__EXERCISE__. When a line in the data below includes "offset", pick it out and copy it.

═════ EXERCISE MATERIAL ═════

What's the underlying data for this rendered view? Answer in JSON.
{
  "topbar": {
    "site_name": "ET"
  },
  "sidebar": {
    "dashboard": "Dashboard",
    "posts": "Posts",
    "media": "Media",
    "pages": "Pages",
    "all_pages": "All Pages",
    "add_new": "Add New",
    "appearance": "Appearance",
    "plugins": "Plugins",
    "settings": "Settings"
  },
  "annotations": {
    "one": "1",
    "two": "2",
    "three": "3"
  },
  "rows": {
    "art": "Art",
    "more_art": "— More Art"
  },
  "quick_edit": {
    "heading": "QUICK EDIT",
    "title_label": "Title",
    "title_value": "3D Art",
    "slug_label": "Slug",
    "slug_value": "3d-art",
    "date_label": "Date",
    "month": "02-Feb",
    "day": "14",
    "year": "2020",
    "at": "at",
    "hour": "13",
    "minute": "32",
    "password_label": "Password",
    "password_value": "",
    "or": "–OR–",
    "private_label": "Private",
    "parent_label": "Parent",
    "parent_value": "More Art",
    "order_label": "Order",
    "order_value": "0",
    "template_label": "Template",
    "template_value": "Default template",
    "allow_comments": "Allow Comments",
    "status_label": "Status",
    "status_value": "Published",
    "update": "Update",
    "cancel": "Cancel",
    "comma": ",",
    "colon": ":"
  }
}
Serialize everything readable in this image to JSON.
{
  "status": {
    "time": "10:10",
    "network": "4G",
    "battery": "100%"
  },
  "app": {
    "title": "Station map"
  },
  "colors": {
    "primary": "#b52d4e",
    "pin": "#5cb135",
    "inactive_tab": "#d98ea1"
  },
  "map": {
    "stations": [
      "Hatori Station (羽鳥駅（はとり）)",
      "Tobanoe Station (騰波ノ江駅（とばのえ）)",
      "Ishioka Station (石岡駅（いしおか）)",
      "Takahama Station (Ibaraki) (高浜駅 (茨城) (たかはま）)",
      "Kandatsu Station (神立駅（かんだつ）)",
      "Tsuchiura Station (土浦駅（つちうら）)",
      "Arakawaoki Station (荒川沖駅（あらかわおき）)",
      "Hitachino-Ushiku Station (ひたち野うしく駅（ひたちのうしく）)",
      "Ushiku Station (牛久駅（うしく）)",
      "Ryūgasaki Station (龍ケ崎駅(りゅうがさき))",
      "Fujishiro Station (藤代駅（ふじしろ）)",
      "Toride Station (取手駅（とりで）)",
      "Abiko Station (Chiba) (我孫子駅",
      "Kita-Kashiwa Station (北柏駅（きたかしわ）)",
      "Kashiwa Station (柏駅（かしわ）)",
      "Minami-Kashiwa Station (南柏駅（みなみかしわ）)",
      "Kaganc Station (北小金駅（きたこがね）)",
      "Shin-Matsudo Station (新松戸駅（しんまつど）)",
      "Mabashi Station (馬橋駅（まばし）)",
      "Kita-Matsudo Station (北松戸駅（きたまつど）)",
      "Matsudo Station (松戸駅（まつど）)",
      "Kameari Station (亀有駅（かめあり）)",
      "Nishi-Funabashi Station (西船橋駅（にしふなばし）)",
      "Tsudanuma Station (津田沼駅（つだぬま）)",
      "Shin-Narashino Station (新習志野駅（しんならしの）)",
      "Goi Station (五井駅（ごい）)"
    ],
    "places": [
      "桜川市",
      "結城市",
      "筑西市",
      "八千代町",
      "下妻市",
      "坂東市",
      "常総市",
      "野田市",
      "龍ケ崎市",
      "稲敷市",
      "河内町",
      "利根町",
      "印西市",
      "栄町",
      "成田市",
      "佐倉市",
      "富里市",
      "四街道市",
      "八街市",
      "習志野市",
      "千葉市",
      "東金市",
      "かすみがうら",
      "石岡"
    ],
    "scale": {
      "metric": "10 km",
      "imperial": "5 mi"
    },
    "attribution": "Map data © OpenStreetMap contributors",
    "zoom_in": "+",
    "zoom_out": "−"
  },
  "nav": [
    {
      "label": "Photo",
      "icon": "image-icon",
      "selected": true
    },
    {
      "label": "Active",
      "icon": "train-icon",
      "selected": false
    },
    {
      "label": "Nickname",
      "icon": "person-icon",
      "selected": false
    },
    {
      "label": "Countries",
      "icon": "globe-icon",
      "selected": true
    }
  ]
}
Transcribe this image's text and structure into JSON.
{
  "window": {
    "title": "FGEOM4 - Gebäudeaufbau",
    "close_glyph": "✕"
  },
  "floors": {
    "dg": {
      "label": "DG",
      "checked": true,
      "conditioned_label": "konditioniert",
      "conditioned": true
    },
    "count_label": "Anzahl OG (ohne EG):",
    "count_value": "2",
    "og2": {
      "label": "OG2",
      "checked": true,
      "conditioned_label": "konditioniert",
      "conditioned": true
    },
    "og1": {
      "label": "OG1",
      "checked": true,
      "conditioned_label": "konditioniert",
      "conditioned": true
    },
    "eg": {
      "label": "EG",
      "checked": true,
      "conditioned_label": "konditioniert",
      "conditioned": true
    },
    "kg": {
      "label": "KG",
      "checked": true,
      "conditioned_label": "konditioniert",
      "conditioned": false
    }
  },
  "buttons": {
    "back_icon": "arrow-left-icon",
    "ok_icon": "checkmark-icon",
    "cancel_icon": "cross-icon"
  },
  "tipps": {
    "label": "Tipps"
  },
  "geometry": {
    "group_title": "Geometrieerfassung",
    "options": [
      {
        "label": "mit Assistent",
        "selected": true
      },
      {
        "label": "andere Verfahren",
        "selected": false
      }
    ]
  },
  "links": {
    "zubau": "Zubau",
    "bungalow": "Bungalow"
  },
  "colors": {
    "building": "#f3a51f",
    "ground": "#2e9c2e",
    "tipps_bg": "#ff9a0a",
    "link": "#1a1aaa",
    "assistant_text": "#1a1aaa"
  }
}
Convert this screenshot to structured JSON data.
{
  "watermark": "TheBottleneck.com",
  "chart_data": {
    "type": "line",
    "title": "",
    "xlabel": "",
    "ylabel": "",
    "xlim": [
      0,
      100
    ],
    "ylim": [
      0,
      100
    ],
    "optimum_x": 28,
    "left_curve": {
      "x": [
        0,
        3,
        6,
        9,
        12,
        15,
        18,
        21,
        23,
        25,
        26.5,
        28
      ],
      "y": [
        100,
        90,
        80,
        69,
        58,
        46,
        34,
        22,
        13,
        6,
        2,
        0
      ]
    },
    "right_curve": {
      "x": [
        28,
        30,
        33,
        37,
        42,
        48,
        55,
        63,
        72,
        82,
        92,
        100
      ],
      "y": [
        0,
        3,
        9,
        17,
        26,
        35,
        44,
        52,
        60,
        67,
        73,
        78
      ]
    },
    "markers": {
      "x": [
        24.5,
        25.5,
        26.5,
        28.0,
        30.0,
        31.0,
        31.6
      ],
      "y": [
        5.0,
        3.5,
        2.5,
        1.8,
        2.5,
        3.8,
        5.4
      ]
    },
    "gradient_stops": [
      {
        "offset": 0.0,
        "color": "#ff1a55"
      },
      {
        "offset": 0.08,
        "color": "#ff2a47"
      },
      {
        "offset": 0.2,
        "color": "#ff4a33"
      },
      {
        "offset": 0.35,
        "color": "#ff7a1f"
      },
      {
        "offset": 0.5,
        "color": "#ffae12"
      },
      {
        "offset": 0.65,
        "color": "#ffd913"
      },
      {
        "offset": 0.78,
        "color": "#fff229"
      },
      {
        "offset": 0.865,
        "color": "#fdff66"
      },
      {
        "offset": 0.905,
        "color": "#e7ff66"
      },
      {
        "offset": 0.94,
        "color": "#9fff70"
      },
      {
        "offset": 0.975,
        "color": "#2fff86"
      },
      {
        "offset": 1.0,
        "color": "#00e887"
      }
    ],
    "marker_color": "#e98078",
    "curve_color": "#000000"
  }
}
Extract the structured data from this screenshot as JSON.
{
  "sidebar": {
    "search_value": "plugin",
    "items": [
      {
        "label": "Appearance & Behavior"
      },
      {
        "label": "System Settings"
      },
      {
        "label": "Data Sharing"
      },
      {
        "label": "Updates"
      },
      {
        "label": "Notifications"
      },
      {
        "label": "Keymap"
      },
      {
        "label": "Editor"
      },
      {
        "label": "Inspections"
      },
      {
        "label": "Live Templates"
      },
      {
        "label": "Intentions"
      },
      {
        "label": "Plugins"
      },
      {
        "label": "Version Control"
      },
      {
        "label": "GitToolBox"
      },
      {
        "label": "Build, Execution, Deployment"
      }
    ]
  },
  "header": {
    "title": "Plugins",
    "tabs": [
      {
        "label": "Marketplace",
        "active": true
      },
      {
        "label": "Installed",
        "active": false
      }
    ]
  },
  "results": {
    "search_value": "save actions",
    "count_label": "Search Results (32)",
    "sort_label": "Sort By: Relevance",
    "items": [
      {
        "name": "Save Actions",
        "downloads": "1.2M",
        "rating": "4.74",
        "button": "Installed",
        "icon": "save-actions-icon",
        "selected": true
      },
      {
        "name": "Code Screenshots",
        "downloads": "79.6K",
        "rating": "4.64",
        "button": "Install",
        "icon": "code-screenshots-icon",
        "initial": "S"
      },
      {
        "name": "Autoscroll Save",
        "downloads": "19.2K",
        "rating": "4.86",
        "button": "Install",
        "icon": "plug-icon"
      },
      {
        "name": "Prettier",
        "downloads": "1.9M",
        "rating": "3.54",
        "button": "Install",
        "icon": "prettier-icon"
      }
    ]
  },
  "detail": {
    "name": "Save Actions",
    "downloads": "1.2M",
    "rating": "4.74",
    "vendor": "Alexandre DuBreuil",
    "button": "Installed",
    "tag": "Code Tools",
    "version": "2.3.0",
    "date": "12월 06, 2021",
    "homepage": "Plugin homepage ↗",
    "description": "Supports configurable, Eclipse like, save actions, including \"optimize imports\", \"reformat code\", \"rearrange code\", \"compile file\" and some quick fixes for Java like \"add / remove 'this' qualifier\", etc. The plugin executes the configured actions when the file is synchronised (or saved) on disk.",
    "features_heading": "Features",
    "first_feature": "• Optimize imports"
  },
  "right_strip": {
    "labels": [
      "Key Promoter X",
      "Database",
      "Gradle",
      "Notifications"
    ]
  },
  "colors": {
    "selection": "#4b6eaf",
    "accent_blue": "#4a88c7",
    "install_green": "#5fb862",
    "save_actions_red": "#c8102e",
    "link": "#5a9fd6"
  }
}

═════

__TASK RESULT__.
        "offset": 0.0,
        "offset": 0.08,
        "offset": 0.2,
        "offset": 0.35,
        "offset": 0.5,
        "offset": 0.65,
        "offset": 0.78,
        "offset": 0.865,
        "offset": 0.905,
        "offset": 0.94,
        "offset": 0.975,
        "offset": 1.0,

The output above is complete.